Looking for extreme sentiment?
Look no further than the cover of Barron's magazine.
The cover speaks for itself, but check out some of the commentary in New Highs in Sight
The party is far from over. The early-year rally that on Friday took the Dow Jones Industrial Average to within 1% of its record high, set in 2007, could have a lot further to run. For starters, stocks aren't expensive. The Standard & Poor's 500 index is valued at about 14 times estimated 2013 profits and the Dow fetches less than 13 times projected 2013 earnings. At the market peak in 2007, the Dow traded for 16 times forward earnings. Given ultralow interest rates, the market multiple has room to expand even if earnings growth remains modest.
There's a huge amount of money that could shift into stocks because individuals until recently have favored bonds over equities, based on mutual-fund flow data. "If there is a great rotation going on from bonds to stocks, we may be only in the top of the first inning," says Jason Trennert, chief investment strategist at Strategas Research Partners in New York. Trennert cites the TINA -- or "there is no alternative" -- factor, as yield-starved investors move into stocks.
Ron Shuffield, president of Esslinger-Wooten-Maxwell Realtors says that "South Florida is working off of a totally new economic model than any of us have ever experienced in the past." He predicts that a limited supply of land coupled with demand from baby boomers and foreigners will prolong the boom indefinitely.
"I just don't think we have what it takes to prick the bubble," said Diane C. Swonk, chief economist at Mesirow Financial in Chicago, who was an optimist during the 90's. "I don't think prices are going to fall, and I don't think they're even going to be flat."
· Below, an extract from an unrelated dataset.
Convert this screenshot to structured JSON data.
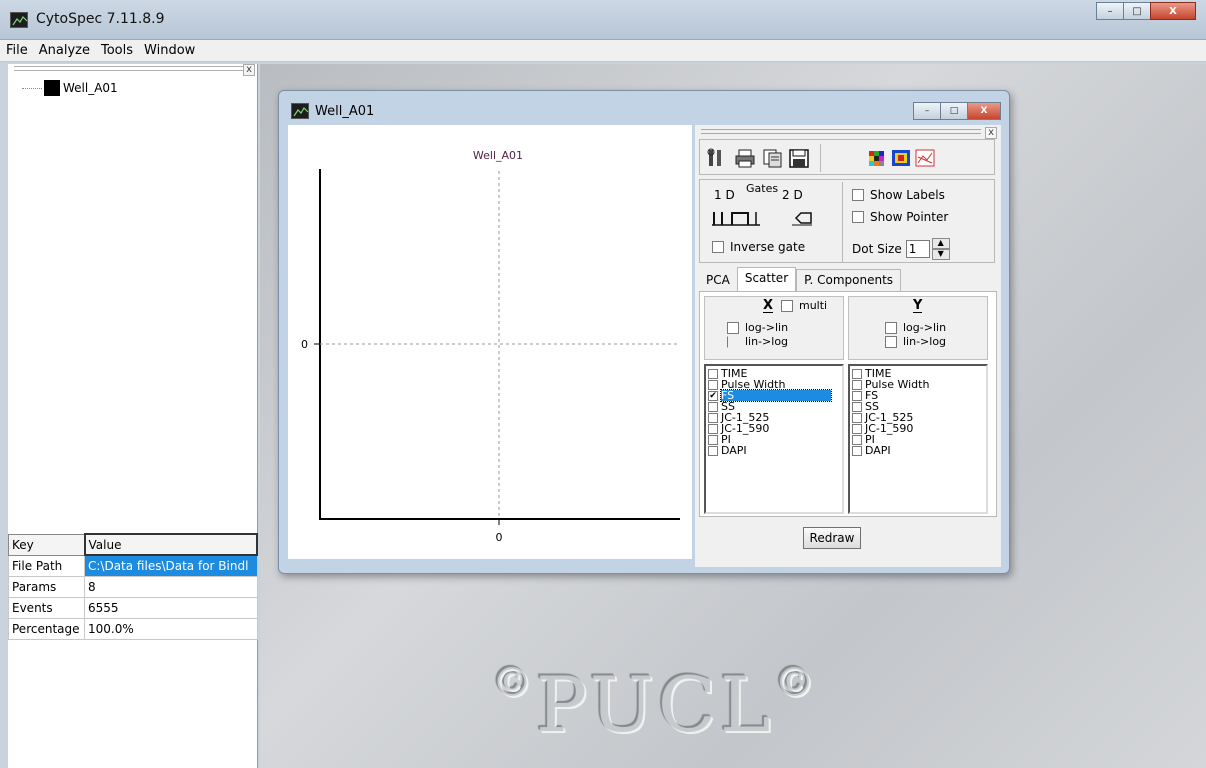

"I look at this as a short-term investment," said Mr. Farquharson, 36, who works for a venture capital firm, "and plan to unload it as soon as things look dangerous."